By Dan Metcalf, Jr.
Clipper Film Correspondent
The Hunger Games: Catching Fire (Lionsgate)
Rated PG-13 for intense sequences of violence and action, some frightening images, thematic elements, a suggestive situation and language.
Starring Jennifer Lawrence, Josh Hutcherson, Liam Hemsworth, Woody Harrelson, Elizabeth Banks, Lenny Kravitz, Philip Seymour Hoffman, Jeffrey Wright, Stanley Tucci, Donald Sutherland, Toby Jones, Sam Claflin, Jena Malone, Lynn Cohen, Amanda Plummer, Meta Golding, Bruno Gunn, Alan Ritchson, Stephanie Leigh Schlund, E. Roger Mitchell, Maria Howell, Elena Sanchez, Bobby Jordan, John Casino, Willow Shields, Paula Malcomson, Patrick St. Esprit, Stef Dawson, Jack Quaid.
Written by Simon Beaufoy and Michael Arndt, based on the novel "Catching Fire" by Suzanne Collins.
Directed by Francis Lawrence.
I liked, but did not love the 2012 film adaptation of Suzanne Collins' The Hunger Games and thought it didn't warrant all the hype it got. You often get that whenever a movie version of a beloved book hits the big screen. More often than not, the movies don't capture the essence of the literary source, leaving disheartened book fans and befuddled moviegoers. Despite the tepid reviews, The Hunger Games cleaned up at the box office, ushering in the resulting sequel The Hunger Games: Catching Fire. When your first installment of a film series makes a lot of money, you also get the luxury of a bigger budget, which manifests itself quite effectively in Catching Fire.
Jennifer Lawrence returns as Katniss Everdeen, the victorious co-winner of the 74th Hunger Games, along with Josh Hutcherson as Peeta Mullark, her companion representative from the Panem (future America) mining community of District 12. The story picks up with President Snow (Donald Sutherland) still bristling over Katniss' act of defiance, which allowed for the first ever draw in the Hunger Games – a sporting event/reality TV show that keeps the masses entertained as their totalitarian government quietly represses them. Part of the Katniss/Peeta game strategy was to fake a romance that made them into media darlings, despite Katniss' feelings for Gail (Liam Hemsworth).
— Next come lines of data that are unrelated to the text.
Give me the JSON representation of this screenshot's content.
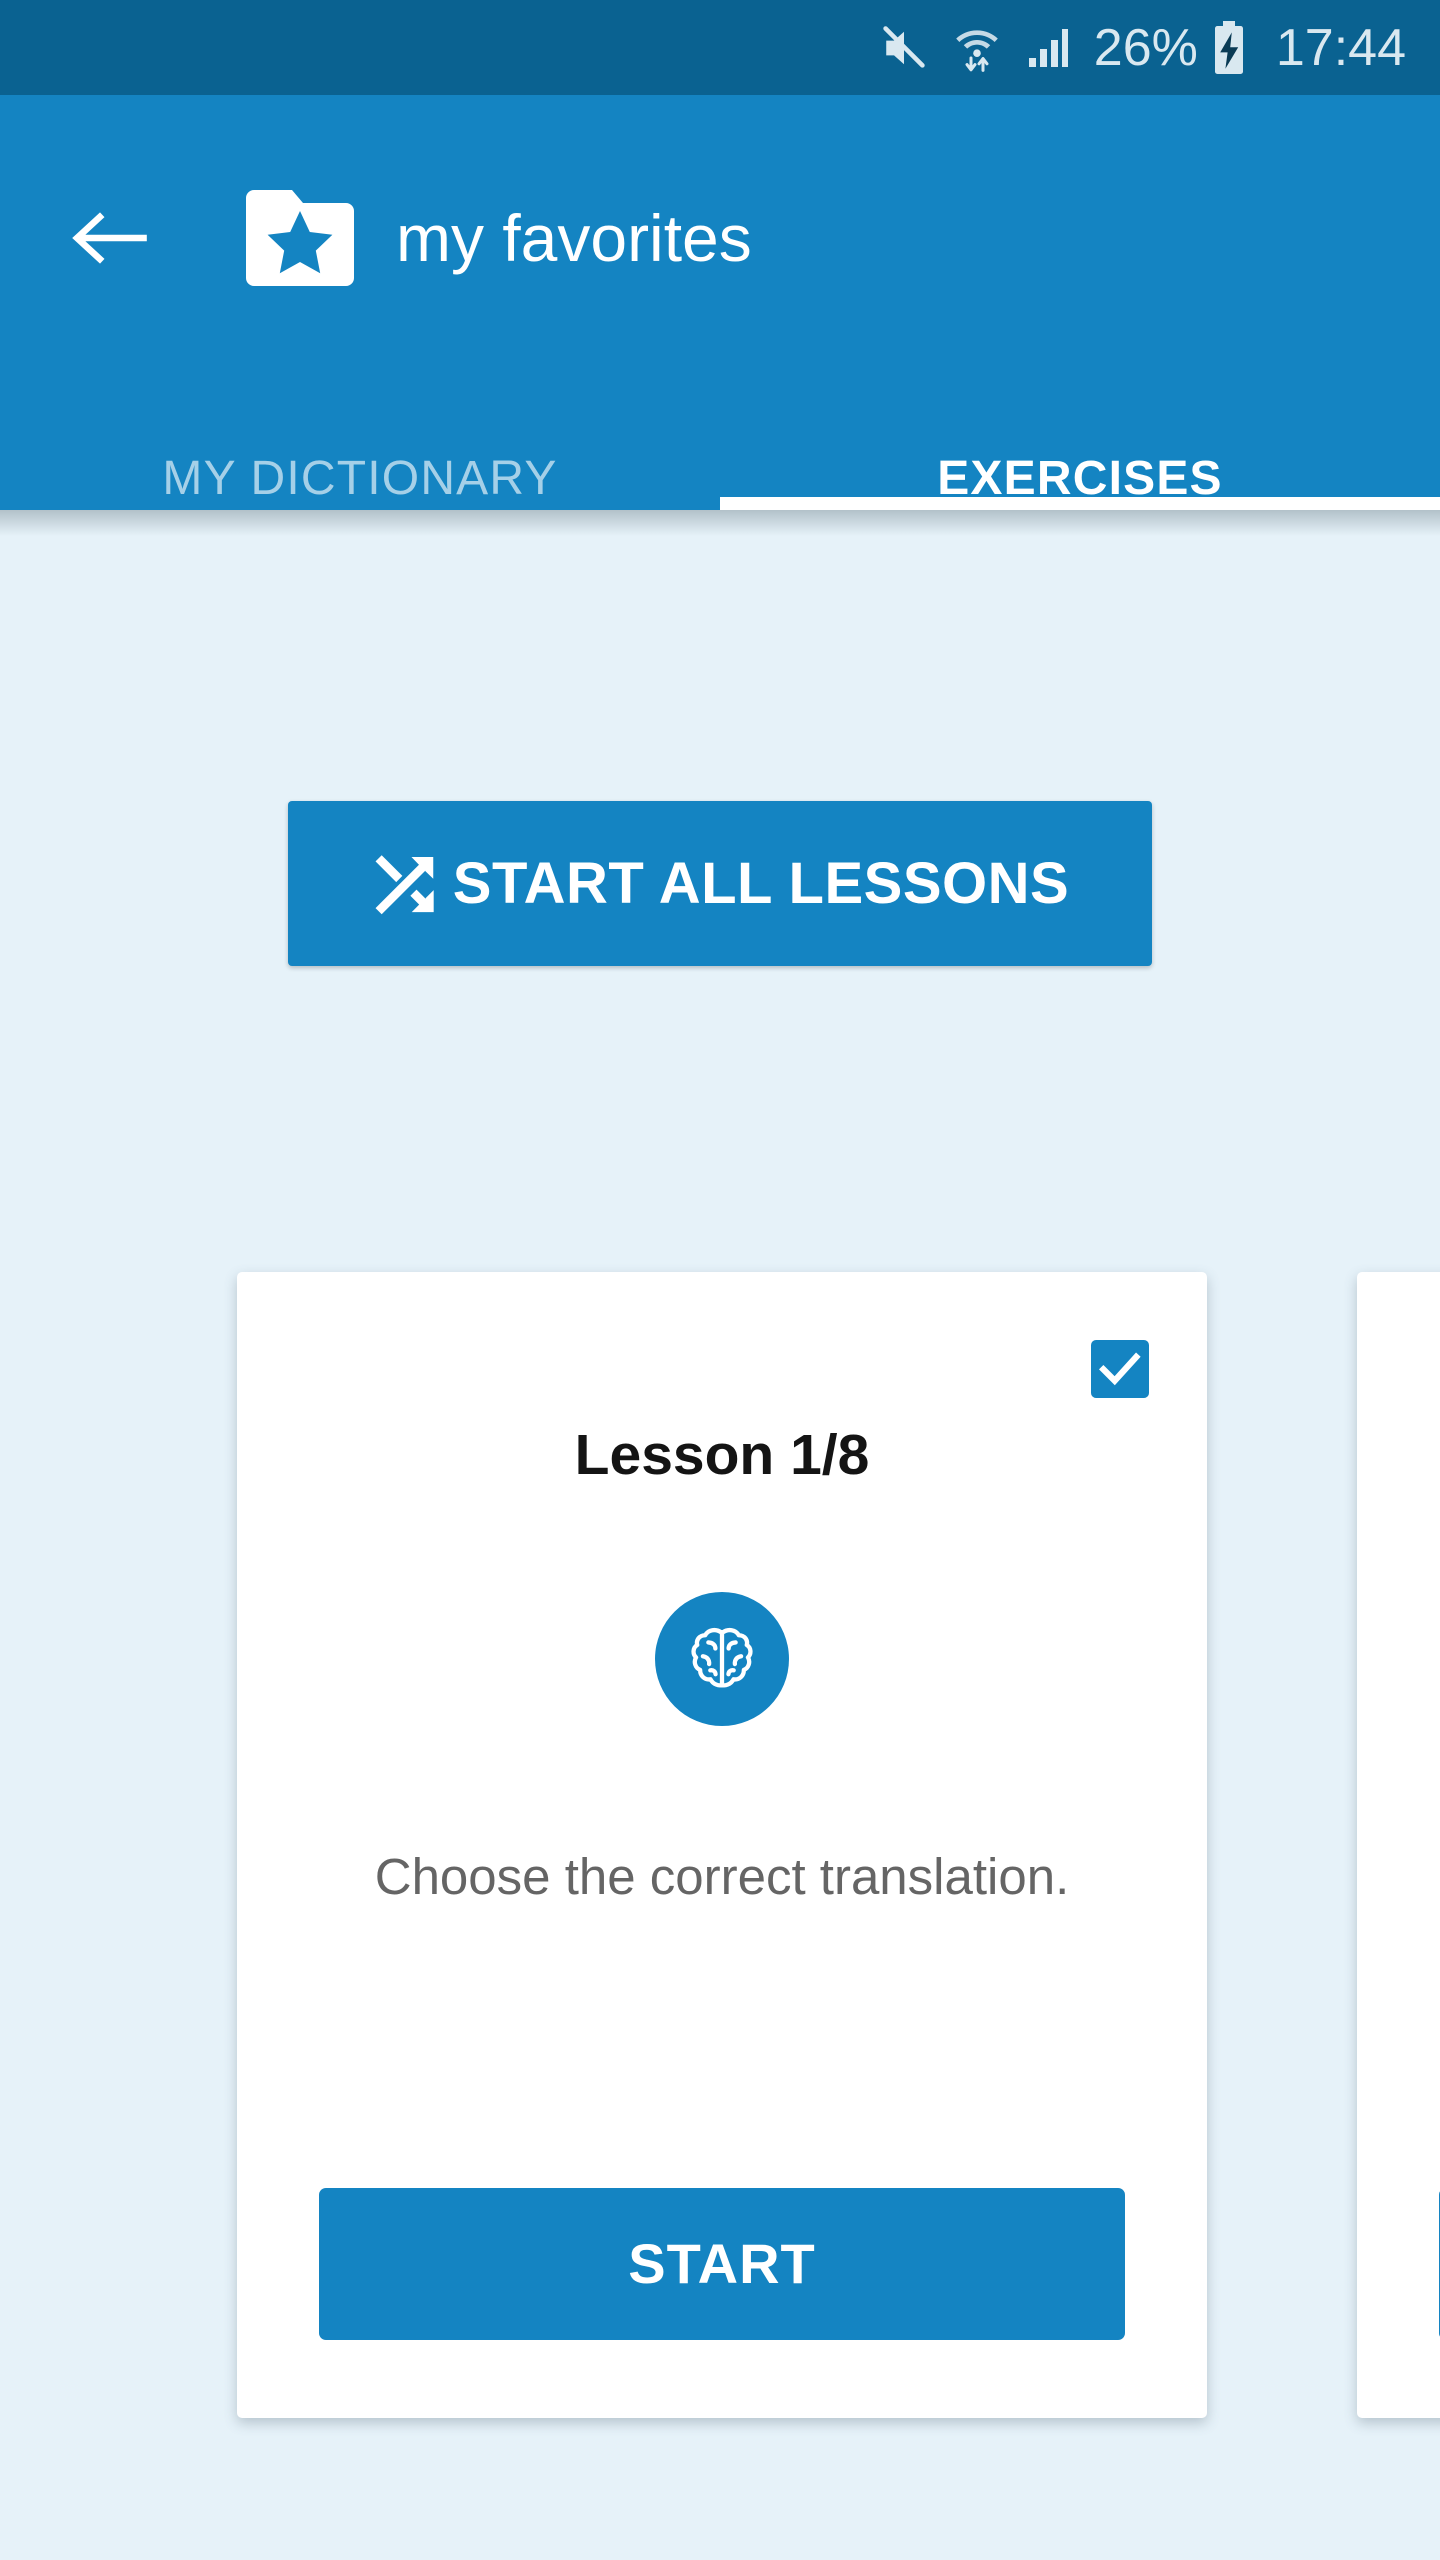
{
  "status_bar": {
    "mute_icon": "mute-icon",
    "wifi_icon": "wifi-icon",
    "cellular_icon": "cellular-signal-icon",
    "battery_percent": "26%",
    "battery_icon": "battery-charging-icon",
    "time": "17:44"
  },
  "app_bar": {
    "back_icon": "back-arrow-icon",
    "folder_icon": "folder-star-icon",
    "title": "my favorites",
    "background_color": "#1484c2"
  },
  "tabs": [
    {
      "label": "MY DICTIONARY",
      "active": false
    },
    {
      "label": "EXERCISES",
      "active": true
    }
  ],
  "content": {
    "background_color": "#e6f2f9",
    "start_all_lessons": {
      "label": "START ALL LESSONS",
      "icon": "shuffle-icon",
      "color": "#1484c2"
    },
    "cards": [
      {
        "title": "Lesson 1/8",
        "icon": "brain-icon",
        "description": "Choose the correct translation.",
        "start_label": "START",
        "checked": true,
        "accent_color": "#1484c2"
      },
      {
        "title": "",
        "icon": "brain-icon",
        "description": "",
        "start_label": "",
        "checked": false,
        "accent_color": "#1484c2"
      }
    ]
  }
}
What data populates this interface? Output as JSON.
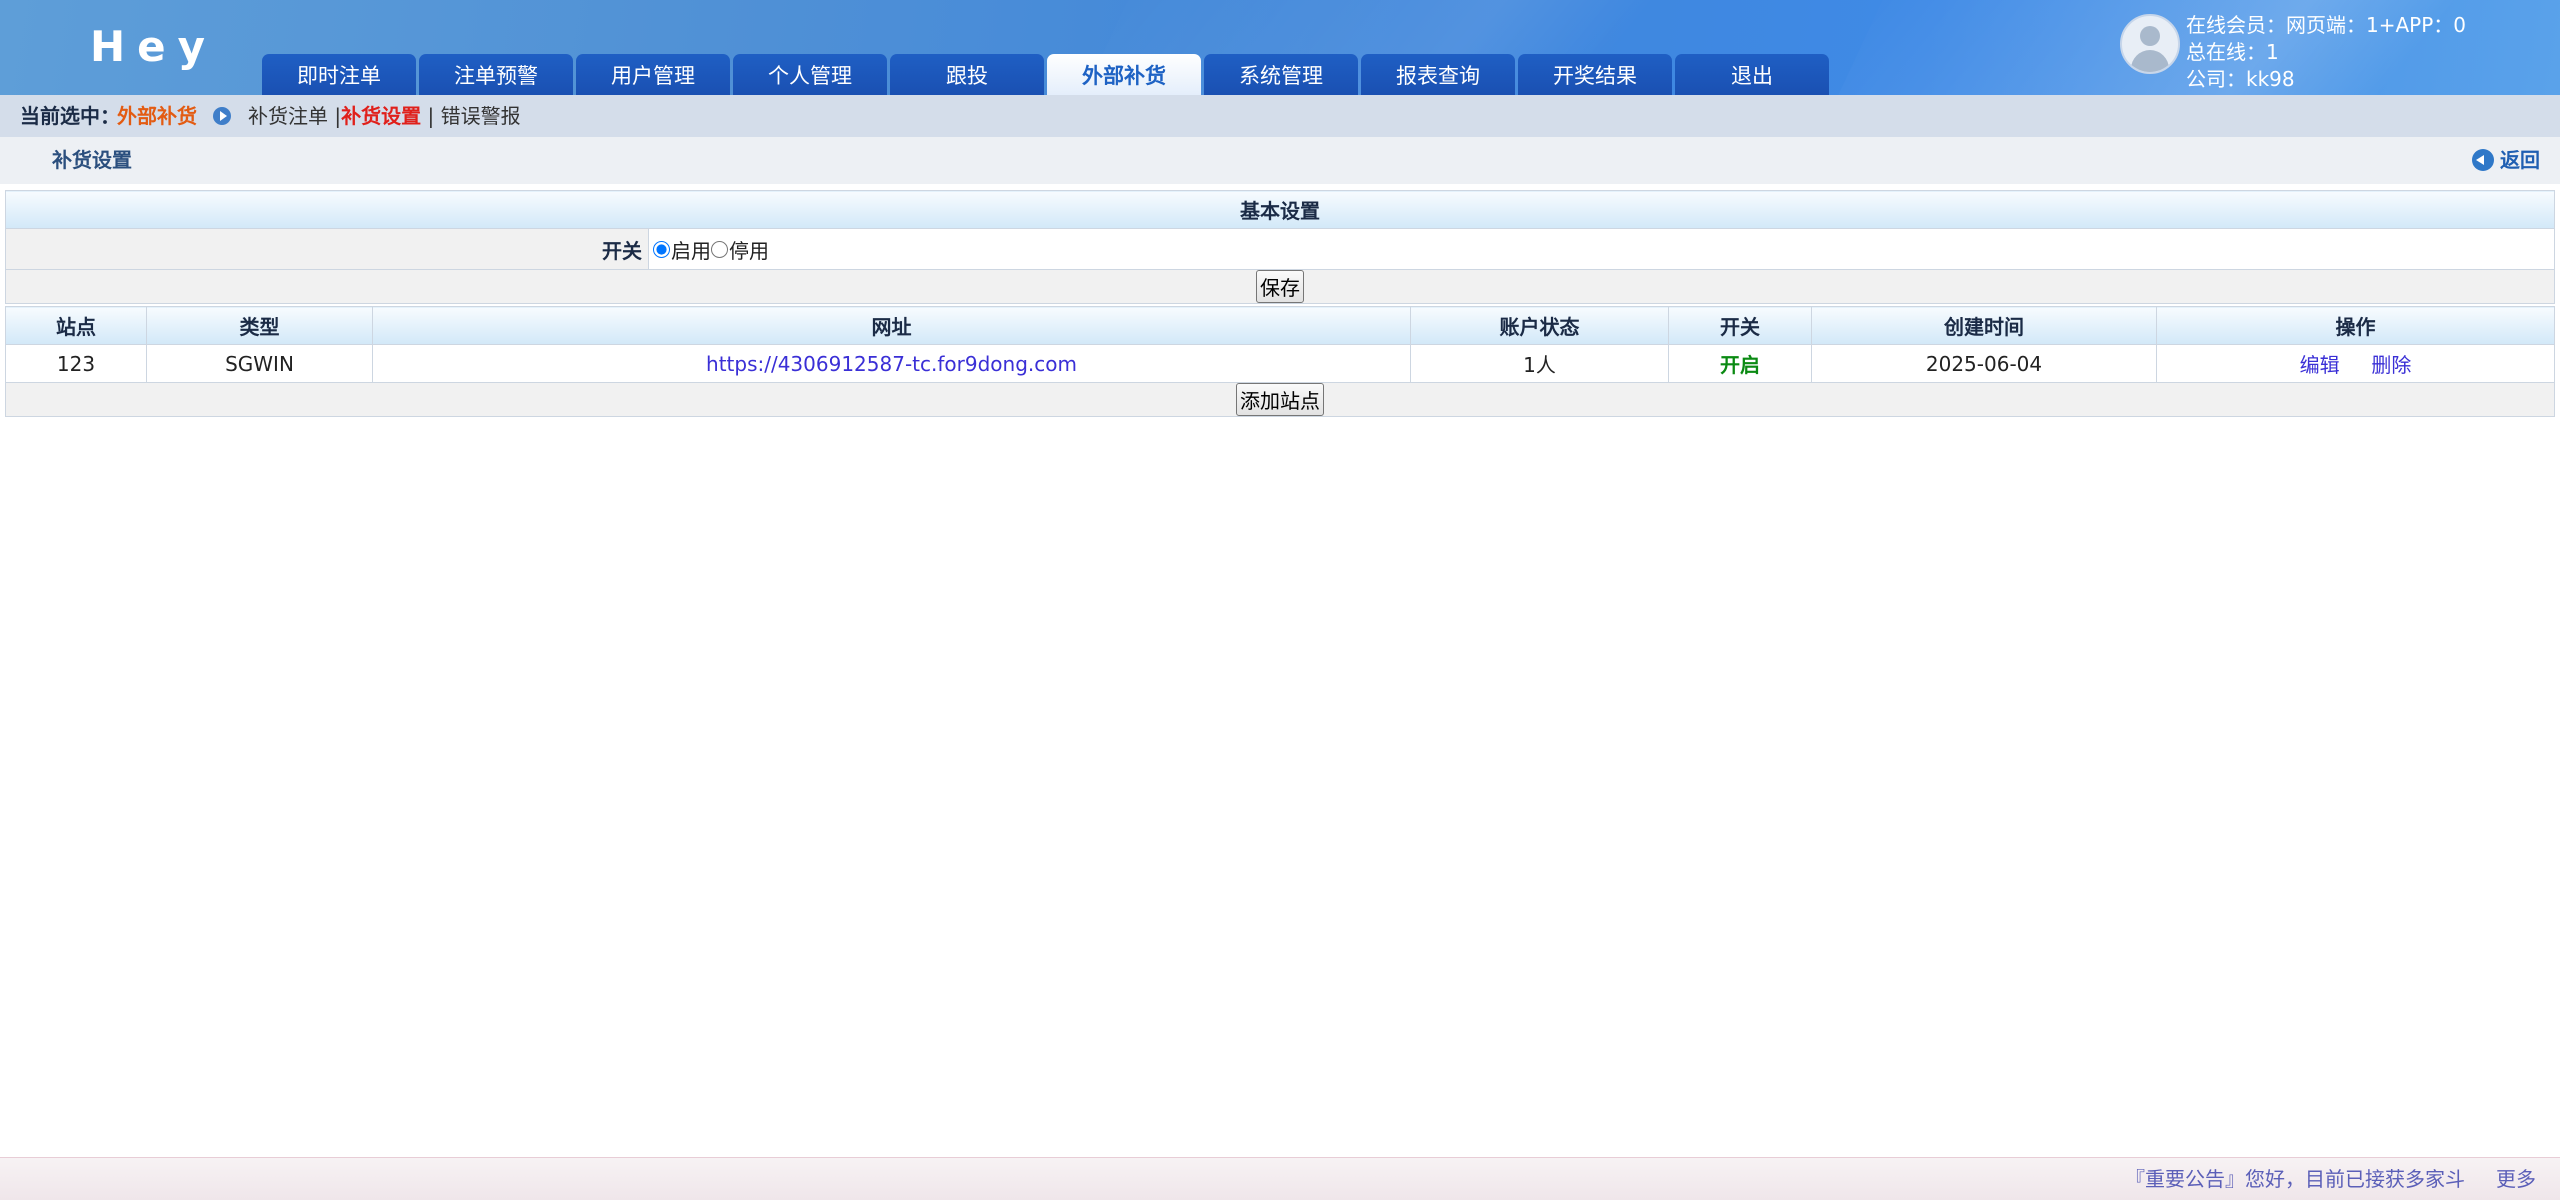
{
  "header": {
    "logo": "Hey",
    "tabs": [
      {
        "label": "即时注单"
      },
      {
        "label": "注单预警"
      },
      {
        "label": "用户管理"
      },
      {
        "label": "个人管理"
      },
      {
        "label": "跟投"
      },
      {
        "label": "外部补货",
        "active": true
      },
      {
        "label": "系统管理"
      },
      {
        "label": "报表查询"
      },
      {
        "label": "开奖结果"
      },
      {
        "label": "退出"
      }
    ],
    "user": {
      "online_members": "在线会员：网页端：1+APP：0",
      "total_online": "总在线：1",
      "company": "公司：kk98"
    }
  },
  "breadcrumb": {
    "label": "当前选中：",
    "current": "外部补货",
    "links": [
      "补货注单",
      "补货设置",
      "错误警报"
    ],
    "active_link": "补货设置",
    "separator": "|"
  },
  "page": {
    "title": "补货设置",
    "back_label": "返回"
  },
  "basic_settings": {
    "title": "基本设置",
    "switch_label": "开关",
    "options": [
      "启用",
      "停用"
    ],
    "selected": "启用",
    "save_label": "保存"
  },
  "sites_table": {
    "columns": [
      "站点",
      "类型",
      "网址",
      "账户状态",
      "开关",
      "创建时间",
      "操作"
    ],
    "rows": [
      {
        "site": "123",
        "type": "SGWIN",
        "url": "https://4306912587-tc.for9dong.com",
        "account_status": "1人",
        "switch": "开启",
        "created": "2025-06-04",
        "edit": "编辑",
        "delete": "删除"
      }
    ],
    "add_label": "添加站点"
  },
  "footer": {
    "notice": "『重要公告』您好，目前已接获多家斗",
    "more": "更多"
  },
  "colors": {
    "nav_tab": "#1f5fc4",
    "current_selection": "#e35b12",
    "active_link": "#e0201b",
    "status_on": "#0a8a12",
    "link": "#3a2fd6"
  }
}
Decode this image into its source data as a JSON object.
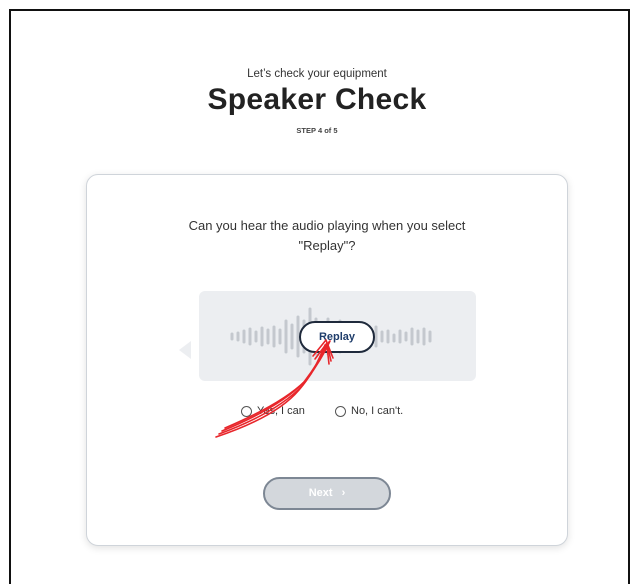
{
  "header": {
    "subtitle": "Let’s check your equipment",
    "title": "Speaker Check",
    "step": "STEP 4 of 5"
  },
  "card": {
    "question_line1": "Can you hear the audio playing when you select",
    "question_line2": "\"Replay\"?",
    "replay_label": "Replay",
    "options": [
      {
        "label": "Yes, I can",
        "selected": false
      },
      {
        "label": "No, I can't.",
        "selected": false
      }
    ],
    "next_label": "Next",
    "next_icon": "chevron-right-icon",
    "next_enabled": false
  },
  "colors": {
    "annotation_arrow": "#e8262b",
    "next_disabled_bg": "#d3d7dc",
    "replay_text": "#1f3d6b"
  }
}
The story picks up as Katniss and Peeta embark on a victory tour across the country. The star-crossed “lovers” are uncomfortable with their new found stardom, especially since their defiance has sparked a revolution – especially in the poorer districts. They soon discover that President Snow has tightened his grip over the public – by way of floggings and executions. Snow also hires a new “game maker” named Plutarch (Philip Seymour Hoffman) to create a mor challenging scenario for the upcoming 75th Hunger Games. Snow adds a bigger twist when he requires all the games contestants to come from a pool of former winners, no matter how old or capable. Katniss and Peeta being only 2 of 3 District 12 winners places them back in the games, and looking for new allies. Those allies include Finnick (Sam Clafin), Johanna (Jena Malone), Beetee (Jeffrey Wright), and Wiress (Amanda Plummer).
As the competition begins, the obstacles and traps inside the game arena get more deadly as the contestants are quickly killed off. Working together, Katniss, Peeta and their allies devise a plan to circumvent the technology of the arena, in the hope that they might be able to get an upper hand on the competition – and the oppressive government. What follows is a surprise ally (unless you've read the book) and a rather abrupt cliffhanger (leading into the next Mockingjay films, based on the third and final Hunger Games novel).
I liked Catching Fire a lot more than first Hunger Games movie for a several reasons. First, with a bigger budget comes a greater spectacle in terms of special effects and star quality (including Hoffman, Wright and Plummer). Second is a much better script, complete with a fair amount of clever dialogue and humor that was missing from the first movie. Third is a great performance from Lawrence, who is handed a much more complex scenario one would expect from surviving such a barbaric tableau. She is definitely one of the best young actors working today, and I hope she can keep it up. There are other reasons to like Catching Fire a little more than the first movie, including a more skilled director (Francis Lawrence) who keeps the story moving a little faster than his predecessor.
I'm still not convinced that a Hunger Games scenario could exist (kids fighting to the death for entertainment), but Collins has a few pertinent things to say about totalitarianism, albeit a little less deep than Orwell.
Either way, The Hunger Games: Catching Fire certainly has my attention now, and looking forward to the final installments.